• **The task**:
A faithful, word-for-word copy of the data below is required, without pictures.

· · ·

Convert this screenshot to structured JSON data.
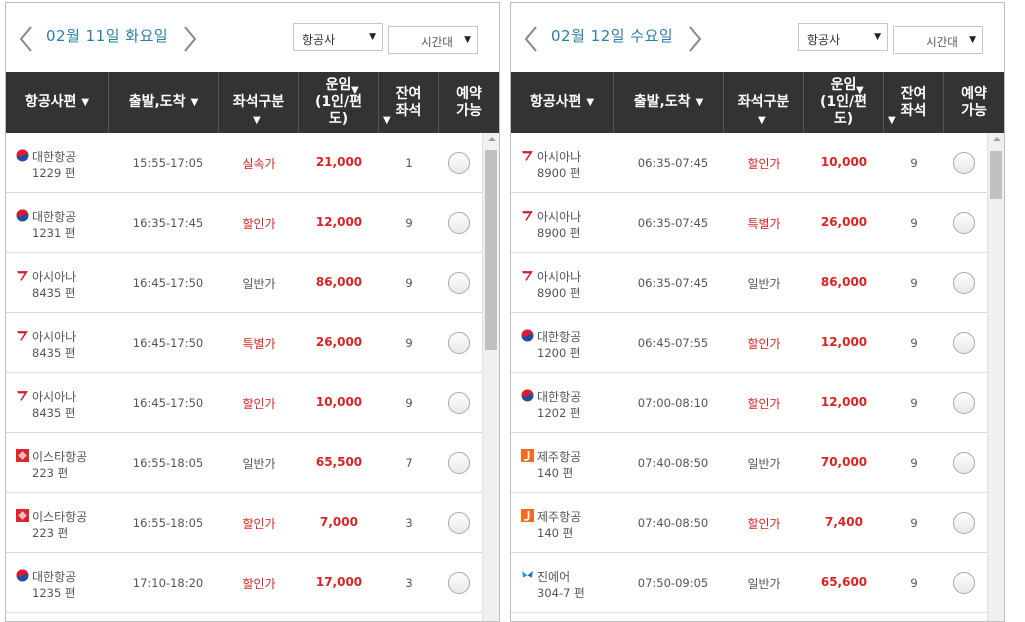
{
  "panels": [
    {
      "date": "02월 11일 화요일",
      "airline_select": "항공사",
      "time_select": "시간대",
      "headers": [
        "항공사편",
        "출발,도착",
        "좌석구분",
        "운임\n(1인/편\n도)",
        "잔여\n좌석",
        "예약\n가능"
      ],
      "rows": [
        {
          "airline": "대한항공",
          "logo": "korean-air",
          "flight": "1229 편",
          "time": "15:55-17:05",
          "seat": "실속가",
          "seat_red": true,
          "fare": "21,000",
          "left": "1"
        },
        {
          "airline": "대한항공",
          "logo": "korean-air",
          "flight": "1231 편",
          "time": "16:35-17:45",
          "seat": "할인가",
          "seat_red": true,
          "fare": "12,000",
          "left": "9"
        },
        {
          "airline": "아시아나",
          "logo": "asiana",
          "flight": "8435 편",
          "time": "16:45-17:50",
          "seat": "일반가",
          "seat_red": false,
          "fare": "86,000",
          "left": "9"
        },
        {
          "airline": "아시아나",
          "logo": "asiana",
          "flight": "8435 편",
          "time": "16:45-17:50",
          "seat": "특별가",
          "seat_red": true,
          "fare": "26,000",
          "left": "9"
        },
        {
          "airline": "아시아나",
          "logo": "asiana",
          "flight": "8435 편",
          "time": "16:45-17:50",
          "seat": "할인가",
          "seat_red": true,
          "fare": "10,000",
          "left": "9"
        },
        {
          "airline": "이스타항공",
          "logo": "eastar",
          "flight": "223 편",
          "time": "16:55-18:05",
          "seat": "일반가",
          "seat_red": false,
          "fare": "65,500",
          "left": "7"
        },
        {
          "airline": "이스타항공",
          "logo": "eastar",
          "flight": "223 편",
          "time": "16:55-18:05",
          "seat": "할인가",
          "seat_red": true,
          "fare": "7,000",
          "left": "3"
        },
        {
          "airline": "대한항공",
          "logo": "korean-air",
          "flight": "1235 편",
          "time": "17:10-18:20",
          "seat": "할인가",
          "seat_red": true,
          "fare": "17,000",
          "left": "3"
        }
      ]
    },
    {
      "date": "02월 12일 수요일",
      "airline_select": "항공사",
      "time_select": "시간대",
      "headers": [
        "항공사편",
        "출발,도착",
        "좌석구분",
        "운임\n(1인/편\n도)",
        "잔여\n좌석",
        "예약\n가능"
      ],
      "rows": [
        {
          "airline": "아시아나",
          "logo": "asiana",
          "flight": "8900 편",
          "time": "06:35-07:45",
          "seat": "할인가",
          "seat_red": true,
          "fare": "10,000",
          "left": "9"
        },
        {
          "airline": "아시아나",
          "logo": "asiana",
          "flight": "8900 편",
          "time": "06:35-07:45",
          "seat": "특별가",
          "seat_red": true,
          "fare": "26,000",
          "left": "9"
        },
        {
          "airline": "아시아나",
          "logo": "asiana",
          "flight": "8900 편",
          "time": "06:35-07:45",
          "seat": "일반가",
          "seat_red": false,
          "fare": "86,000",
          "left": "9"
        },
        {
          "airline": "대한항공",
          "logo": "korean-air",
          "flight": "1200 편",
          "time": "06:45-07:55",
          "seat": "할인가",
          "seat_red": true,
          "fare": "12,000",
          "left": "9"
        },
        {
          "airline": "대한항공",
          "logo": "korean-air",
          "flight": "1202 편",
          "time": "07:00-08:10",
          "seat": "할인가",
          "seat_red": true,
          "fare": "12,000",
          "left": "9"
        },
        {
          "airline": "제주항공",
          "logo": "jeju-air",
          "flight": "140 편",
          "time": "07:40-08:50",
          "seat": "일반가",
          "seat_red": false,
          "fare": "70,000",
          "left": "9"
        },
        {
          "airline": "제주항공",
          "logo": "jeju-air",
          "flight": "140 편",
          "time": "07:40-08:50",
          "seat": "할인가",
          "seat_red": true,
          "fare": "7,400",
          "left": "9"
        },
        {
          "airline": "진에어",
          "logo": "jin-air",
          "flight": "304-7 편",
          "time": "07:50-09:05",
          "seat": "일반가",
          "seat_red": false,
          "fare": "65,600",
          "left": "9"
        }
      ]
    }
  ],
  "colors": {
    "accent_blue": "#2a7fa6",
    "header_bg": "#333333",
    "fare_red": "#dd2222"
  }
}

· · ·

• **Finished exercise**:
Convert this screenshot to structured JSON data.
{
  "panels": [
    {
      "date": "02월 11일 화요일",
      "airline_select": "항공사",
      "time_select": "시간대",
      "headers": [
        "항공사편",
        "출발,도착",
        "좌석구분",
        "운임\n(1인/편\n도)",
        "잔여\n좌석",
        "예약\n가능"
      ],
      "rows": [
        {
          "airline": "대한항공",
          "logo": "korean-air",
          "flight": "1229 편",
          "time": "15:55-17:05",
          "seat": "실속가",
          "seat_red": true,
          "fare": "21,000",
          "left": "1"
        },
        {
          "airline": "대한항공",
          "logo": "korean-air",
          "flight": "1231 편",
          "time": "16:35-17:45",
          "seat": "할인가",
          "seat_red": true,
          "fare": "12,000",
          "left": "9"
        },
        {
          "airline": "아시아나",
          "logo": "asiana",
          "flight": "8435 편",
          "time": "16:45-17:50",
          "seat": "일반가",
          "seat_red": false,
          "fare": "86,000",
          "left": "9"
        },
        {
          "airline": "아시아나",
          "logo": "asiana",
          "flight": "8435 편",
          "time": "16:45-17:50",
          "seat": "특별가",
          "seat_red": true,
          "fare": "26,000",
          "left": "9"
        },
        {
          "airline": "아시아나",
          "logo": "asiana",
          "flight": "8435 편",
          "time": "16:45-17:50",
          "seat": "할인가",
          "seat_red": true,
          "fare": "10,000",
          "left": "9"
        },
        {
          "airline": "이스타항공",
          "logo": "eastar",
          "flight": "223 편",
          "time": "16:55-18:05",
          "seat": "일반가",
          "seat_red": false,
          "fare": "65,500",
          "left": "7"
        },
        {
          "airline": "이스타항공",
          "logo": "eastar",
          "flight": "223 편",
          "time": "16:55-18:05",
          "seat": "할인가",
          "seat_red": true,
          "fare": "7,000",
          "left": "3"
        },
        {
          "airline": "대한항공",
          "logo": "korean-air",
          "flight": "1235 편",
          "time": "17:10-18:20",
          "seat": "할인가",
          "seat_red": true,
          "fare": "17,000",
          "left": "3"
        }
      ]
    },
    {
      "date": "02월 12일 수요일",
      "airline_select": "항공사",
      "time_select": "시간대",
      "headers": [
        "항공사편",
        "출발,도착",
        "좌석구분",
        "운임\n(1인/편\n도)",
        "잔여\n좌석",
        "예약\n가능"
      ],
      "rows": [
        {
          "airline": "아시아나",
          "logo": "asiana",
          "flight": "8900 편",
          "time": "06:35-07:45",
          "seat": "할인가",
          "seat_red": true,
          "fare": "10,000",
          "left": "9"
        },
        {
          "airline": "아시아나",
          "logo": "asiana",
          "flight": "8900 편",
          "time": "06:35-07:45",
          "seat": "특별가",
          "seat_red": true,
          "fare": "26,000",
          "left": "9"
        },
        {
          "airline": "아시아나",
          "logo": "asiana",
          "flight": "8900 편",
          "time": "06:35-07:45",
          "seat": "일반가",
          "seat_red": false,
          "fare": "86,000",
          "left": "9"
        },
        {
          "airline": "대한항공",
          "logo": "korean-air",
          "flight": "1200 편",
          "time": "06:45-07:55",
          "seat": "할인가",
          "seat_red": true,
          "fare": "12,000",
          "left": "9"
        },
        {
          "airline": "대한항공",
          "logo": "korean-air",
          "flight": "1202 편",
          "time": "07:00-08:10",
          "seat": "할인가",
          "seat_red": true,
          "fare": "12,000",
          "left": "9"
        },
        {
          "airline": "제주항공",
          "logo": "jeju-air",
          "flight": "140 편",
          "time": "07:40-08:50",
          "seat": "일반가",
          "seat_red": false,
          "fare": "70,000",
          "left": "9"
        },
        {
          "airline": "제주항공",
          "logo": "jeju-air",
          "flight": "140 편",
          "time": "07:40-08:50",
          "seat": "할인가",
          "seat_red": true,
          "fare": "7,400",
          "left": "9"
        },
        {
          "airline": "진에어",
          "logo": "jin-air",
          "flight": "304-7 편",
          "time": "07:50-09:05",
          "seat": "일반가",
          "seat_red": false,
          "fare": "65,600",
          "left": "9"
        }
      ]
    }
  ],
  "colors": {
    "accent_blue": "#2a7fa6",
    "header_bg": "#333333",
    "fare_red": "#dd2222"
  }
}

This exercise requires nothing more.